I exited the ‘wine cave’ as Alex and Sue set about tasting, sniffing, getting crushed ants, fresh mown hay and cherry blossom on the front of the palate whereas at the back, its plonk. It was all too much for me as I escaped outside and uphill to Saint Andrews Church where the bells are dinging noon. A side door is open, the dinging man is inside, and I’m in for a shooftee. Built in 1859 it’s a moody, dark, sombre church with at the far end some colourful stained glass. These, apparently, are a set of ten Hagiographic Windows which tell the story in glass form, of Saints live’s. An autobiography if you like, and if you don’t, tough. Sorry XX.
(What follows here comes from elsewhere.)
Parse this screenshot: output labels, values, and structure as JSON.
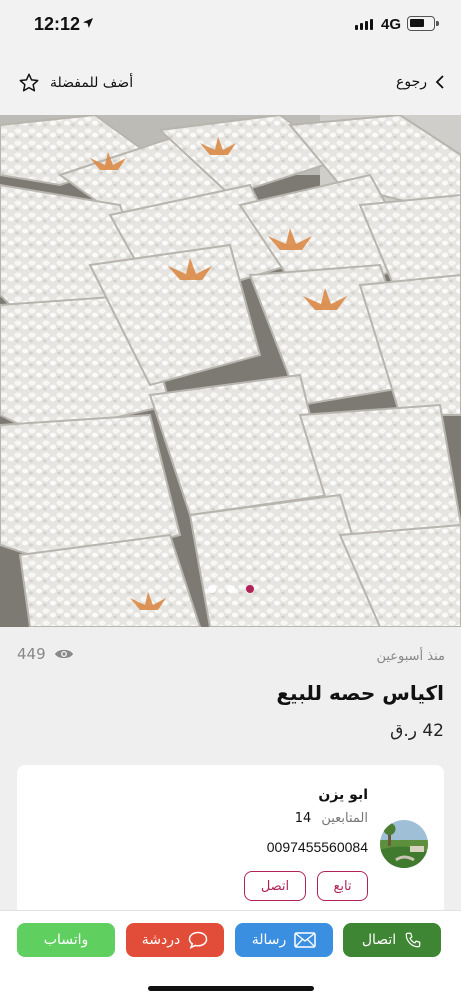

We motored back to Sancerre via Amigny another smaller village, not a Commune, not a Village nor Hamlet but a Lilliputian. Alex, our host and driver got lost as she meant to drive us up to the top of Mount Damm to have a squiz. Must have been the Perrier water at our Au P’tit Gouter Chavignol restaurant lunch, where I played safe with my Peer Gynt Orchestra and had an omelette. With a glis of ‘Bebe Wisky’ spelt just like that but waiter Gasparde, got confused, or I did as I’m certifiable, and he brought me the ‘Geant Bebe Wisky’. Cripes, a near full tall ‘Giant’ glass of 40% pure ‘Wisky’ of doubtful parentage. Dear me sonny boy, thats a bit much whisky. ‘Yes I know Mum, I could have effin well, sorry Mum, left it, but I am a piggy. Just like Dad. Would you like to share a bowl of warm Giblets?’
Back in our Garret, the bride eagerly trots off uphill to be swallowed by the doors of language school, Couer de France. I have a sorta sooky nanny nap to relieve the pressure of retired life, to unburden in dreams my misguided exuberance of age and the effects of a ‘Geant Bebe Wisky’.
Arriving home to our Garret about 5.15pm after school lessons, my bride informs me that the prisoner in our fridge, Roquefort, encapsulated in a small sealed container, is to travel on with us from France to England. It’s to be a pressie for my Brides long ago and still friends, Nigel and Fiona formerly of Victoria Oz, who now live near Tunbridge Wells south of London. She, my lovely Susan, met and bonded with them from her days spent in a previous manifestation of her life. Judging by the stink of Roquefort, that friendship may be put to the test. As will they, Nigel and Fiona, trying to reconcile why somebody nice and lovely like Sue, would have a reprobate like Moi tagging along. He he he.
Au revoir un A bientot – La Susan 😘 and her cheese Diz 🧀.